- WHAT IS REQUIRED
Work through the data below and copy out every line where "time" is found.

(Excerpts from an interface dataset)
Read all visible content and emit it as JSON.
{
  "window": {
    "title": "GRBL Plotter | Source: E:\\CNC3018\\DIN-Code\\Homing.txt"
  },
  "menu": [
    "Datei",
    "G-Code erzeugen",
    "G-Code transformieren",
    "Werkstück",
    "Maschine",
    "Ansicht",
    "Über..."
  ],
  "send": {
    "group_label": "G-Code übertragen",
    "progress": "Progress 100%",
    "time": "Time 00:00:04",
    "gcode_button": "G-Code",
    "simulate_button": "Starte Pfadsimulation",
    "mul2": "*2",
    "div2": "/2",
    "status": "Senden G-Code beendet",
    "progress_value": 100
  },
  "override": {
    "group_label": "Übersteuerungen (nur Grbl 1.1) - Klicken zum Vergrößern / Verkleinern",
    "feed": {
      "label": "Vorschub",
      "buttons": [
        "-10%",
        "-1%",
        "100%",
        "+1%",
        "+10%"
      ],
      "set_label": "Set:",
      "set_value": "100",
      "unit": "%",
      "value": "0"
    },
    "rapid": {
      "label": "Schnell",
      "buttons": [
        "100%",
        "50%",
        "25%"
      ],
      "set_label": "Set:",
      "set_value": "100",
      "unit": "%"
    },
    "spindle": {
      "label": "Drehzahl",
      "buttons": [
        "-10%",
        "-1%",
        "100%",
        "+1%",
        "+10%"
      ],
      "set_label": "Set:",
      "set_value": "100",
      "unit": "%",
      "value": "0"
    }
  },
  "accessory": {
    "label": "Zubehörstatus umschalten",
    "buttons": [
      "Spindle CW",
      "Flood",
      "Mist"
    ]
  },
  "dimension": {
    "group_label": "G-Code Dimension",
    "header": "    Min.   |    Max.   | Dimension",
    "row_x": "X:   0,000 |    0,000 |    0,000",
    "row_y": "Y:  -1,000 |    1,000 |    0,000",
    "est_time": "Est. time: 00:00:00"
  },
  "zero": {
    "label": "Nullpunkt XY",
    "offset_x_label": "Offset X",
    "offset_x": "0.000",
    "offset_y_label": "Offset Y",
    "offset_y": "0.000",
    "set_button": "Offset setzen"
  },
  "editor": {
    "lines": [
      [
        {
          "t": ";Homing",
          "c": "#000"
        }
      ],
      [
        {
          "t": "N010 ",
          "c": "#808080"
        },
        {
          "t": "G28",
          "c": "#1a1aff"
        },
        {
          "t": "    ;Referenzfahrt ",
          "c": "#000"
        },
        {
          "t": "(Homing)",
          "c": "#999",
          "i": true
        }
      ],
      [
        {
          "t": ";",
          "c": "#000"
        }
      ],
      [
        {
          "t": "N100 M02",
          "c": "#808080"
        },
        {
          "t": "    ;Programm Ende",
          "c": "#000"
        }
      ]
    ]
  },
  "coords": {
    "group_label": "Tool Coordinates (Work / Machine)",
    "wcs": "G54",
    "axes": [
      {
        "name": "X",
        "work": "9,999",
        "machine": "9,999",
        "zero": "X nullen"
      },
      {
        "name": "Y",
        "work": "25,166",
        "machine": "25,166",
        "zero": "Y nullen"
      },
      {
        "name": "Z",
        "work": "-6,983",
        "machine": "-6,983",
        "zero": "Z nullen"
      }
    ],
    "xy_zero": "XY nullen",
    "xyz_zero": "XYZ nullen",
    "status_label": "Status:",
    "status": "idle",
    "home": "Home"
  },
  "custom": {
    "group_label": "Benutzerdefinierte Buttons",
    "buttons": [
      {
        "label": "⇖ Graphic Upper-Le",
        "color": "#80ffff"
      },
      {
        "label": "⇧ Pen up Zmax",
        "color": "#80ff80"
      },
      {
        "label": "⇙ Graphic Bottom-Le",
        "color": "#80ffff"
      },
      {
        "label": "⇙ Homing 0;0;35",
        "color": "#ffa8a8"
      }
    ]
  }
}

- COMPLETED TASK
    "time": "Time 00:00:04",
    "est_time": "Est. time: 00:00:00"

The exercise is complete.